(What is being asked) Work out how many lines of the material contain the string "Tweets". Respond with the number only.

(Data extracts)
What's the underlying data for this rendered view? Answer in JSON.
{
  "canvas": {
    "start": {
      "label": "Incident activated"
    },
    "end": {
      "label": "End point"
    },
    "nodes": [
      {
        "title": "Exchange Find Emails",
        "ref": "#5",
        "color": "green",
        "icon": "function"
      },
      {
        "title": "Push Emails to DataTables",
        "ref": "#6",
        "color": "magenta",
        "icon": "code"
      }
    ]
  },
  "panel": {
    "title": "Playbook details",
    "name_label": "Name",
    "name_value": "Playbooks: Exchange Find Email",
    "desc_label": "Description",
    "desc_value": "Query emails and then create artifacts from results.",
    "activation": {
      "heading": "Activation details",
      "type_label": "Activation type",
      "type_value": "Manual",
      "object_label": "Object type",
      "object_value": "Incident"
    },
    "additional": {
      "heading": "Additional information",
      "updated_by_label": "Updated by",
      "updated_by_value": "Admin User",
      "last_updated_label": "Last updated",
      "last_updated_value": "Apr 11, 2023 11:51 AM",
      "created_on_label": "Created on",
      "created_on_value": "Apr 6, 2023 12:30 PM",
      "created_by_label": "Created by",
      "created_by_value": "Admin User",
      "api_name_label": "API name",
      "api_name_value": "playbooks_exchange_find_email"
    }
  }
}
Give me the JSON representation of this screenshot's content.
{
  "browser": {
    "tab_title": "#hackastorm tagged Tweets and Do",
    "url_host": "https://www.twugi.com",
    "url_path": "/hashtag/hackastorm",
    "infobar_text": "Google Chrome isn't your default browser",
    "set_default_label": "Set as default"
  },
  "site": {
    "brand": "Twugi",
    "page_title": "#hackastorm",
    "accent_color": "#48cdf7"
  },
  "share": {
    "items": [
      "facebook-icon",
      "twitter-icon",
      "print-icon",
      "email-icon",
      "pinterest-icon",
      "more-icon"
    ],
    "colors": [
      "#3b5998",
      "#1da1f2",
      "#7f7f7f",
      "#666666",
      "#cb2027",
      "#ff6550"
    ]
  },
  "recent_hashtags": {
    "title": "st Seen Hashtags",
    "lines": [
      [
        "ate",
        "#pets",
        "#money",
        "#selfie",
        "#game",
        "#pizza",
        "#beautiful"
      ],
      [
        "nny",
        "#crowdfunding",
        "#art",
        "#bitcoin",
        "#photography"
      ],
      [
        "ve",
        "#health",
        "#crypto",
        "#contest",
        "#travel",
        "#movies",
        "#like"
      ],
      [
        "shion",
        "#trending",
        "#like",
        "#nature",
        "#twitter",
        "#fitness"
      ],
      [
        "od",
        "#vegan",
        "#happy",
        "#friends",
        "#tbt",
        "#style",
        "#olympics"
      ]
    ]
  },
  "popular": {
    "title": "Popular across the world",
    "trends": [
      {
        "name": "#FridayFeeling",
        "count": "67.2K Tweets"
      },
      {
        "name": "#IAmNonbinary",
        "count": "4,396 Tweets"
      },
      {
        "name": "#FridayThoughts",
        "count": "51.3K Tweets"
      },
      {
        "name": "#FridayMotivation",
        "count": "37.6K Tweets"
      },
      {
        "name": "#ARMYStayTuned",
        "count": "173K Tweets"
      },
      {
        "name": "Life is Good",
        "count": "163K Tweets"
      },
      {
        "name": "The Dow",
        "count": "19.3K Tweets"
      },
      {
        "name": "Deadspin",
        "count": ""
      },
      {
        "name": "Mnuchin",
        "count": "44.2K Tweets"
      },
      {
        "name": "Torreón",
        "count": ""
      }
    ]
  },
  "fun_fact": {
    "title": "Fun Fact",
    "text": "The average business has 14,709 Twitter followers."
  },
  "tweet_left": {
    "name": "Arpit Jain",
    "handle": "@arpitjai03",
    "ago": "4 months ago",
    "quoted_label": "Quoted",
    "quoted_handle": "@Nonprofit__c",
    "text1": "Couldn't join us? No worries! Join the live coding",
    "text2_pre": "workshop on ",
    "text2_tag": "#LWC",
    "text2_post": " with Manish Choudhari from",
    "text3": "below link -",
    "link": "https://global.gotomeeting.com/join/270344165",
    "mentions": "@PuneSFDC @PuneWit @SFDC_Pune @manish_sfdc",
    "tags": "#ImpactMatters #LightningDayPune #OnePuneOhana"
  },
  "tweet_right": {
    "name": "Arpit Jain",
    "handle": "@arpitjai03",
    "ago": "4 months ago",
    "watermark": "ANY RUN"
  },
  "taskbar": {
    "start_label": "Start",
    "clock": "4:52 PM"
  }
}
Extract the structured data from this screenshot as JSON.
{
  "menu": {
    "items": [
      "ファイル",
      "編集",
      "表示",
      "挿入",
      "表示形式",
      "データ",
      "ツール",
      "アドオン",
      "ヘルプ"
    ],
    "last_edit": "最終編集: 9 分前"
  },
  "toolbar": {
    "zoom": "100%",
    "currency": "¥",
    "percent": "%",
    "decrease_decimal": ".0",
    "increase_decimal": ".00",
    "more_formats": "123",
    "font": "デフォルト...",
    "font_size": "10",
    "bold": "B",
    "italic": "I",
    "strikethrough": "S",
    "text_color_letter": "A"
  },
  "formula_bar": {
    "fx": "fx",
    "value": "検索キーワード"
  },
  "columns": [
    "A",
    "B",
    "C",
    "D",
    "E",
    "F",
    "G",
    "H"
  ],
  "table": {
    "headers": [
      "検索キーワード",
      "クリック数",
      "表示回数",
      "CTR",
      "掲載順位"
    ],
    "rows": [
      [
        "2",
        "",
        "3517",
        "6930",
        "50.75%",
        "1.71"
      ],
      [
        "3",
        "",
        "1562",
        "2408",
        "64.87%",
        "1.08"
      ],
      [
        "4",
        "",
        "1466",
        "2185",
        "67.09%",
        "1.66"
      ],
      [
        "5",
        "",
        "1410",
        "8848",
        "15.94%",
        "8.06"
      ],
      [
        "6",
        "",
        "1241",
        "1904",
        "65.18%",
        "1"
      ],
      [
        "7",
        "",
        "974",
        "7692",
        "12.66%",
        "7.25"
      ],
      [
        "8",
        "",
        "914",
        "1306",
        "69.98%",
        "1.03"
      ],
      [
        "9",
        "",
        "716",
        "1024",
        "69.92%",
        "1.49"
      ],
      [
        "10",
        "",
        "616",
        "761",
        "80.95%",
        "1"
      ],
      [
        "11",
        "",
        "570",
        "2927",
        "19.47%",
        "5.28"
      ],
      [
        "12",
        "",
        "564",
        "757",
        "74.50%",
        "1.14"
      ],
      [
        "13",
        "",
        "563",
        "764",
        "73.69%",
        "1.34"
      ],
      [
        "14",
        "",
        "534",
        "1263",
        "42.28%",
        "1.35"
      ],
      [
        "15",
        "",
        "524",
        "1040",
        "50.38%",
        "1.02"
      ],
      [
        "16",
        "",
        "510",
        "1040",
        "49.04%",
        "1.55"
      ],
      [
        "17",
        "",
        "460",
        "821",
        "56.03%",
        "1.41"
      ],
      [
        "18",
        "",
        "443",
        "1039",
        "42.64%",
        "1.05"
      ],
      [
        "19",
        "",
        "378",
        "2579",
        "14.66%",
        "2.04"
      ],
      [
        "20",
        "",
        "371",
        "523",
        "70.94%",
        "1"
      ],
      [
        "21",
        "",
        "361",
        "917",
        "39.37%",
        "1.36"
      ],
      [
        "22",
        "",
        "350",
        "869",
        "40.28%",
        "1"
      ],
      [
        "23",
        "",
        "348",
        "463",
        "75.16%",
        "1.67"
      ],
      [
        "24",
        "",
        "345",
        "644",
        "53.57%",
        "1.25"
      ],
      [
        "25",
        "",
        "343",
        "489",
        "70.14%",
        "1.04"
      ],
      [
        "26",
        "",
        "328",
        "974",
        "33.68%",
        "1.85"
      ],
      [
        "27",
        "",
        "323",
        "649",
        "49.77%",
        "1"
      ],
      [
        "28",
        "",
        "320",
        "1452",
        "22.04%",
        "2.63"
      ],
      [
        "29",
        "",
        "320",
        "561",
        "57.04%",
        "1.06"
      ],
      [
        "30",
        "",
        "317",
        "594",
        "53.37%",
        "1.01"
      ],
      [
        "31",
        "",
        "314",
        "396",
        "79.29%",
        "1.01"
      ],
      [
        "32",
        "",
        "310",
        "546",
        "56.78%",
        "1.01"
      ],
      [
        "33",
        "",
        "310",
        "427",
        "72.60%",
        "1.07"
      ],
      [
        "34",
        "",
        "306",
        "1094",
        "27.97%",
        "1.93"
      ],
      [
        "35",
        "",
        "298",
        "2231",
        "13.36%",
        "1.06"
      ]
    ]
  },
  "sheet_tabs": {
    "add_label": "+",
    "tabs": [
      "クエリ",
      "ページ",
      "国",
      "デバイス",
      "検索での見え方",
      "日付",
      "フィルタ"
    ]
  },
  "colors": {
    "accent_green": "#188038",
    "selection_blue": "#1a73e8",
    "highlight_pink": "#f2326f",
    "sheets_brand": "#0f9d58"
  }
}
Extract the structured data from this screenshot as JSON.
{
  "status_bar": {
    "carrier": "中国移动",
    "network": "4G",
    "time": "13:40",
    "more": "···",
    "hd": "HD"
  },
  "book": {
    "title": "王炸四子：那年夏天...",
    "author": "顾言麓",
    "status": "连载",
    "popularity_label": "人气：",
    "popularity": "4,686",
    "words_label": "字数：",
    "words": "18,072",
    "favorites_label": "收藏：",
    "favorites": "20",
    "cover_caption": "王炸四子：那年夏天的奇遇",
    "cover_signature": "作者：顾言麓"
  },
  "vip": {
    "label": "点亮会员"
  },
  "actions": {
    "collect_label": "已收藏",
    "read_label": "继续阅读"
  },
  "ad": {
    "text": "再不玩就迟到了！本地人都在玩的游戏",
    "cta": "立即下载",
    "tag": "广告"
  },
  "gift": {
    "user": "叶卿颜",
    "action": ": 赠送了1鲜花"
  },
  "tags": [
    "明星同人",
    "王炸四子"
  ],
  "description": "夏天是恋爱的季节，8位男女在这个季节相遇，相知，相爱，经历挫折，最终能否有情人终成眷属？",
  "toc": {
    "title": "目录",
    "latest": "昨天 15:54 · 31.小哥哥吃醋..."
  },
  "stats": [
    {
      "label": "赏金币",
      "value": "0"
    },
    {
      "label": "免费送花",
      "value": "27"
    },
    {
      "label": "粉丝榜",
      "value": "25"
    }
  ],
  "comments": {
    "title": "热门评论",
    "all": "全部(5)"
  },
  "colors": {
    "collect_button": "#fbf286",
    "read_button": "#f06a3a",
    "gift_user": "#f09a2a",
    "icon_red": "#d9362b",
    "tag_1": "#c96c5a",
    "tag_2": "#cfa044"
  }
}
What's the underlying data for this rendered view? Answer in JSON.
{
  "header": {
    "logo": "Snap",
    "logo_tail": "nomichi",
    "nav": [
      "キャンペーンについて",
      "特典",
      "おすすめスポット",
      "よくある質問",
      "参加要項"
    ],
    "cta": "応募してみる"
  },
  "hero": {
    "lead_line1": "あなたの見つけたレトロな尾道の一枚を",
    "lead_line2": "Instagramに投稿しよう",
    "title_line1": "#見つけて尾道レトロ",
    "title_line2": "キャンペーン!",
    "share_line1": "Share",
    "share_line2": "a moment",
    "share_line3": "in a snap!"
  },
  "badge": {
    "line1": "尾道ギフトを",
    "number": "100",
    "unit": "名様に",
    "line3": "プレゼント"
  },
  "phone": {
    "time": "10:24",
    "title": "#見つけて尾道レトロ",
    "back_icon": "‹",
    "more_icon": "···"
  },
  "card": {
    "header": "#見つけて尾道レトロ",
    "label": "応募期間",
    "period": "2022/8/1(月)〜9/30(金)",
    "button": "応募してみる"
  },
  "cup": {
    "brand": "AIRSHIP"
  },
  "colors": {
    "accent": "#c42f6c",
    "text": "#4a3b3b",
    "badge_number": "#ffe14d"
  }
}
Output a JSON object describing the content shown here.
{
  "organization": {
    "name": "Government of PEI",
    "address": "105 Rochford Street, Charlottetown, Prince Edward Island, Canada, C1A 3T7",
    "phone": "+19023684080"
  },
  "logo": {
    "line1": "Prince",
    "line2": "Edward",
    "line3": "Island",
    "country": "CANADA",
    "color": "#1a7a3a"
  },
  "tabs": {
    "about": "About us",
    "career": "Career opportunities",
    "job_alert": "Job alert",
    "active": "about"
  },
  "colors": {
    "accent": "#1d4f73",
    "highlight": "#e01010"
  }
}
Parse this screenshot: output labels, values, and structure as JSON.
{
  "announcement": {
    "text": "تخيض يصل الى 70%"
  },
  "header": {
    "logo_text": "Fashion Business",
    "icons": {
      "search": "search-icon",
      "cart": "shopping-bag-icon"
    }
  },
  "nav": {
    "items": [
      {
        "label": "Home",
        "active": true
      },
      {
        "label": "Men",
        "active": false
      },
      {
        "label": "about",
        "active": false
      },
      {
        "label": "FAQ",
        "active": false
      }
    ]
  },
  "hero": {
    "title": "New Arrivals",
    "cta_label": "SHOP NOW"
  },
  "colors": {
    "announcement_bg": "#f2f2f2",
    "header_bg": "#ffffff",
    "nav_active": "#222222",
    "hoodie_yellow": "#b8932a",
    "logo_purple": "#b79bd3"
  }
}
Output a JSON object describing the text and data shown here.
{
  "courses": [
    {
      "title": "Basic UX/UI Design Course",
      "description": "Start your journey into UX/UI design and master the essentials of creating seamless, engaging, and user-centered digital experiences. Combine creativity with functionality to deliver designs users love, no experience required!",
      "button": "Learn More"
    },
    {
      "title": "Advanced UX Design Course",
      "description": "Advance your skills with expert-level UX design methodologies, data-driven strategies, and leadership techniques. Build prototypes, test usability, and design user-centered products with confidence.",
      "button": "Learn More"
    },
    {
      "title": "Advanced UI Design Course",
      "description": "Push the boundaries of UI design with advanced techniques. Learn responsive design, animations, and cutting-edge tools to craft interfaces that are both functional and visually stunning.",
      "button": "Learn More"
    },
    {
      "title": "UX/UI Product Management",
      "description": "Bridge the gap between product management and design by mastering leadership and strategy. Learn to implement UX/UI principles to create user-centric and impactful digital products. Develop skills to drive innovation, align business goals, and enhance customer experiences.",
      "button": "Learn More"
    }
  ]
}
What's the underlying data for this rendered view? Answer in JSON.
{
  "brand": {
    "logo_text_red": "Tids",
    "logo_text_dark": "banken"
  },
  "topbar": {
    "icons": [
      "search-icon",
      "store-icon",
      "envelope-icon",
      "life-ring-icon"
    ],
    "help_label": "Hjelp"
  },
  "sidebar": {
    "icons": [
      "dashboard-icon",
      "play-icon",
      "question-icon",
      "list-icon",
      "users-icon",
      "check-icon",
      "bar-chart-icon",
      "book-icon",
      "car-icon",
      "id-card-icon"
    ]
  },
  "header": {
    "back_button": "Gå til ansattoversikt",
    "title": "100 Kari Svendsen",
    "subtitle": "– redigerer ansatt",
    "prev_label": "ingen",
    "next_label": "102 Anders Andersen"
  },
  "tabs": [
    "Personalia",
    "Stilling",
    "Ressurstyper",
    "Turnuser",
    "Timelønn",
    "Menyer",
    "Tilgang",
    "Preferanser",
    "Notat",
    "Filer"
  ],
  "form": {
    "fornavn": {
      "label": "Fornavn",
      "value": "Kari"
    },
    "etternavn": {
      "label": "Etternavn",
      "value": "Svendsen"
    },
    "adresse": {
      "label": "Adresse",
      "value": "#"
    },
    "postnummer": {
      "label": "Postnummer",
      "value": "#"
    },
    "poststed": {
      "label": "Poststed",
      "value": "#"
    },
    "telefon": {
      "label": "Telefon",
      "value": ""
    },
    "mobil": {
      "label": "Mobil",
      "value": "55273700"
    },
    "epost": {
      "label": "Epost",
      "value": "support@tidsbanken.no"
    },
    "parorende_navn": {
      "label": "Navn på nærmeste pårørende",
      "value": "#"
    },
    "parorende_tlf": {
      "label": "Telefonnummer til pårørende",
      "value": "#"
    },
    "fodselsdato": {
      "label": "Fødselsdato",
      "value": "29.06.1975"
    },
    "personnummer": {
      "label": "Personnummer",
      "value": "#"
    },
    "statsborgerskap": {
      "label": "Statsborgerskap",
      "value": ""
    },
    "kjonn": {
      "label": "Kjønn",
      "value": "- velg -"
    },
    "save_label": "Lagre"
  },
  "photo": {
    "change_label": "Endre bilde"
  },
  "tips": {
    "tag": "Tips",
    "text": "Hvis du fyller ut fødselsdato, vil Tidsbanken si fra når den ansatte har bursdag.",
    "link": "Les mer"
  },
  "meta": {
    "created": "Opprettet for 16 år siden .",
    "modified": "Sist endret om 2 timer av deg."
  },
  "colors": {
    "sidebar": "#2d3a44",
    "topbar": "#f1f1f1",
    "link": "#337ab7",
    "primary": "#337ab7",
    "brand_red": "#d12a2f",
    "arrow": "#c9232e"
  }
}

(Problem solution) 9